Steven Campana, a shark expert from the University of Iceland told the Guardian last year:
“Fish biologists have tried to determine the age and longevity of Greenland sharks for decades, but without success. Given that this shark is the apex predator (king of the food chain) in Arctic waters, it is almost unbelievable that we didn’t know whether the shark lives for 20 years, or for 1,000 years.”
The Greenland sharks can be found deep in the waters of the Atlantic Ocean, from Canada to Norway. The sharks are known to eat polar bear carcasses and are often attacked by parasites which latch onto their eyes. A few months ago, Nielsen shared a photo of polar bear leftovers which were extracted from the stomach of a Greenland shark.

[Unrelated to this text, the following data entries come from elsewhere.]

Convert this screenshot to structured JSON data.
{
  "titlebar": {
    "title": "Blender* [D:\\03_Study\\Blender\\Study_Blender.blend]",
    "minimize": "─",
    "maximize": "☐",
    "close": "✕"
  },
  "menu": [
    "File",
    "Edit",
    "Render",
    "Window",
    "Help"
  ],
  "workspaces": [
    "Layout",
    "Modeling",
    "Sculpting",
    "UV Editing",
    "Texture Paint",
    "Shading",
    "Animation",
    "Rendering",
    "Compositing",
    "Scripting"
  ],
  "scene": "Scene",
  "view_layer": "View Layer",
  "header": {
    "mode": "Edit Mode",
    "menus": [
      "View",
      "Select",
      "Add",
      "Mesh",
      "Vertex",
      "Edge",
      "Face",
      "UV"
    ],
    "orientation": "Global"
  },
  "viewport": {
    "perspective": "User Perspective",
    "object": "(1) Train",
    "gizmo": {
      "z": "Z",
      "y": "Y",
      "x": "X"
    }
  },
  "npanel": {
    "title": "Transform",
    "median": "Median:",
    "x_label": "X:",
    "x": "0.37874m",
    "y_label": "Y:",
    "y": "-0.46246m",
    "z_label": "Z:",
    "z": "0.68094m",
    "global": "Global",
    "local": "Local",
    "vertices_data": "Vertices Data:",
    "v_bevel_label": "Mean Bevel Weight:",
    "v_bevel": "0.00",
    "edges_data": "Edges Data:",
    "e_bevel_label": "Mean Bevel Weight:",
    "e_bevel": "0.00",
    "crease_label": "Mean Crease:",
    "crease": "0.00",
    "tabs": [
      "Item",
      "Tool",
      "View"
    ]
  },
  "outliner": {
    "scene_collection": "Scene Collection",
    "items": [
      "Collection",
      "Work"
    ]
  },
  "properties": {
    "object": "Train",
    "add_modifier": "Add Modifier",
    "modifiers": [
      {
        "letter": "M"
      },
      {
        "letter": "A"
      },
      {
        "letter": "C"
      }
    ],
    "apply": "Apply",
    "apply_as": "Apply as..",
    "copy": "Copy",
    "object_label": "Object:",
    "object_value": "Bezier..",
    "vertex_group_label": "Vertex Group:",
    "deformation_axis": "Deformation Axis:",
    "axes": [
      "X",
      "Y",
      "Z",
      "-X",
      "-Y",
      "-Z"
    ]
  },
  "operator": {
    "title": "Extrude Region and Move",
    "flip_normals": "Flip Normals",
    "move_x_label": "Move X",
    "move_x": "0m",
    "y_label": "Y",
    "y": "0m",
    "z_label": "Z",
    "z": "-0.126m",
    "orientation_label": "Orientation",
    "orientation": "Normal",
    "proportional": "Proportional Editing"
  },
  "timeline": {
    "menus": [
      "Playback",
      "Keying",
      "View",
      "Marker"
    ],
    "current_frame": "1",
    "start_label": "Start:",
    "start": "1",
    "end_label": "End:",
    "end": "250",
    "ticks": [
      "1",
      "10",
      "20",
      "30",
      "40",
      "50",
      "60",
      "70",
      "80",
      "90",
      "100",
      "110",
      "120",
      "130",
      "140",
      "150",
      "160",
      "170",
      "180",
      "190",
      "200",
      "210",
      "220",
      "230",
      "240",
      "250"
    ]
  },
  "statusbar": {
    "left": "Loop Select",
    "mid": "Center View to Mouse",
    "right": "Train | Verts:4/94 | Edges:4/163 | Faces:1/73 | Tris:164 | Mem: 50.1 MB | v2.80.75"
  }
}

“And no, I don’t think the shark attacked the bear,” Nielsen wrote in the caption of the photo, published on Instagram. “It is much more likely a carcass found by the shark. Polar bear remnants in Greenland shark stomachs are extremely rare and polar bears are considered of no importance as food source for sharks in Greenland waters.” Praebel was studying the “long life” genes of Greenland sharks, determining that the 512-year-old shark could help scientists discover more about life expectancy in different species of animals, including humans.
“This is the longest living vertebrate on the planet,” Professor Kim Praebel said at a symposium organized by the Fisheries Society of the British Isles. “Together with colleagues in Demark, Greenland, USA, and China, we are currently sequencing its whole nuclear genome which will help us discover why the Greenland shark not only lives longer than other shark species but other vertebrates.”